How to select a decorative artist

 

 

Not all decorative artists are alike. Since decorative painting is an art, always choose your artist with care. Here are a few questions you should always ask when hiring a decorative painter.

Where did you receive your training?
Sadly, many faux painters learn on the job. Don’t let your home be their school. I was personally trained by renowned artist and pioneer in the faux industry, Martin Alan Hirsch. In addition, I am experienced; I have finished literally thousands of square feet of walls in countless styles.

How long have you been decorative painting?
I’ve been painting professionally for over fifteen years. Yes, I realize that means I’m getting old—but remember, I’m experienced.
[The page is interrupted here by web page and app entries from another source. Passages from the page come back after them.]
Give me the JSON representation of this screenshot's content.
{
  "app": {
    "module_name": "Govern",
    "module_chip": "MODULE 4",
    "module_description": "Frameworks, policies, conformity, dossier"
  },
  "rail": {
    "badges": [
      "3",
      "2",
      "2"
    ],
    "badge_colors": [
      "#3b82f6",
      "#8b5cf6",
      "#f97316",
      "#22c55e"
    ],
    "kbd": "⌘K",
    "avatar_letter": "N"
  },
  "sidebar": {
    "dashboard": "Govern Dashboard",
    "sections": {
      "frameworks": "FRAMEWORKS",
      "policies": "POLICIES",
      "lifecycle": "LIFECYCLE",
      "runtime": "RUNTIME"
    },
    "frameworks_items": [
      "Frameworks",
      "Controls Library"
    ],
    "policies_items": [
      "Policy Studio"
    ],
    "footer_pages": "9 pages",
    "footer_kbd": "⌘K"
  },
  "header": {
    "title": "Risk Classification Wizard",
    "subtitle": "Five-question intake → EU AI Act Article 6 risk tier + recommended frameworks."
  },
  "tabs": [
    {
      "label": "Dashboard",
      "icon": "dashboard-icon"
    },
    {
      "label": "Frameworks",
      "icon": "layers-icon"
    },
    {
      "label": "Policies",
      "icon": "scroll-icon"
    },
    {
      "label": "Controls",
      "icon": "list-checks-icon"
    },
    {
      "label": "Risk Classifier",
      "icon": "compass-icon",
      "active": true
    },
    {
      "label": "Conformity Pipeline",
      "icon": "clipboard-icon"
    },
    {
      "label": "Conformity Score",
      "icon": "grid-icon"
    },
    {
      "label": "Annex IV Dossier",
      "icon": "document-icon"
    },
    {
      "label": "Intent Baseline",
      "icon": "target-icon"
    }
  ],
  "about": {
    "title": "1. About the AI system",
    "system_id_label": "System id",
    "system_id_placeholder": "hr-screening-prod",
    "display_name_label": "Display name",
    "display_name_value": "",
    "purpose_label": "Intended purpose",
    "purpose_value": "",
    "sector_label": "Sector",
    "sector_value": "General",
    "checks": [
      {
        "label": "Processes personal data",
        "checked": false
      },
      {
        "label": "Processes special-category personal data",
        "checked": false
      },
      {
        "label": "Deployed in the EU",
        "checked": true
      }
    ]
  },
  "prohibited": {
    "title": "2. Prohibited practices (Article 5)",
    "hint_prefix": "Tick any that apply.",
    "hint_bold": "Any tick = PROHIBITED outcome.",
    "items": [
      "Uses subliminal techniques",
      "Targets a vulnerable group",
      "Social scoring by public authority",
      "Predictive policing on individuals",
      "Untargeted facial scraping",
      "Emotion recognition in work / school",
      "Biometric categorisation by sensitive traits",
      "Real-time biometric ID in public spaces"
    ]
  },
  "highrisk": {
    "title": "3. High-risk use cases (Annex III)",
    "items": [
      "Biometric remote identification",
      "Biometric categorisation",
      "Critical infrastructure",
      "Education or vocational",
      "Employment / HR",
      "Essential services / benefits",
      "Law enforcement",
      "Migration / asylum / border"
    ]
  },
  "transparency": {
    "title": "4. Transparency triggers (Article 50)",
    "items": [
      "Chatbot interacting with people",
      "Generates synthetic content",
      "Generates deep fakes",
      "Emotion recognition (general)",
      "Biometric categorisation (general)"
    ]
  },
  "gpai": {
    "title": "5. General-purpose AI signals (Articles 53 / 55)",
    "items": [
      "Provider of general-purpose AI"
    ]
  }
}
Will you run samples?
If your decorative artist won’t run an exact sample of what you’ll be getting on your walls, then get another decorative artist. I always provide samples so everyone knows what to expect.

Will you quote me an exact price up front?
Of course. Once we’ve met and decided on the finish that will look best in your home, I measure your walls and then give you a written bid. Expect nothing less.

Can you match the colors in my home?
I custom match all finishes to compliment your paint and décor. If the only choice your decorative artist offers is the colors swabs in a paint book, then you’re selling yourself short.

Do you have a portfolio of your work?
Absolutely. Always ask and expect to see a portfolio of past work, including references. If a decorative artist can’t show you their work, they haven’t been working long enough.

Are you a painting contractor as well as a decorative artist?
No, I’m a licensed and insured decorative artist. Sadly, most painting contractors think they can also faux. The truth is the majority simply push glaze around the wall. The results speak for themselves. I’ve personally repainted dozens of homes for dissatisfied homeowners who unknowingly hired their painting contractor to faux their walls because he promised he’d do a good job. Don’t rely on promises—ask for samples and references.

Do you do the actual work?
This is one of the most important questions you can ask. Many painting contractors meet with the homeowner, but then send out a separate crew to do the work. Bad idea. You’re hiring an artist, not a laborer. When you hire me—you get me. Sure, I may bring along other people to help, but I’m always there, hands on, directing every bit of the work. After all, my reputation is on the line.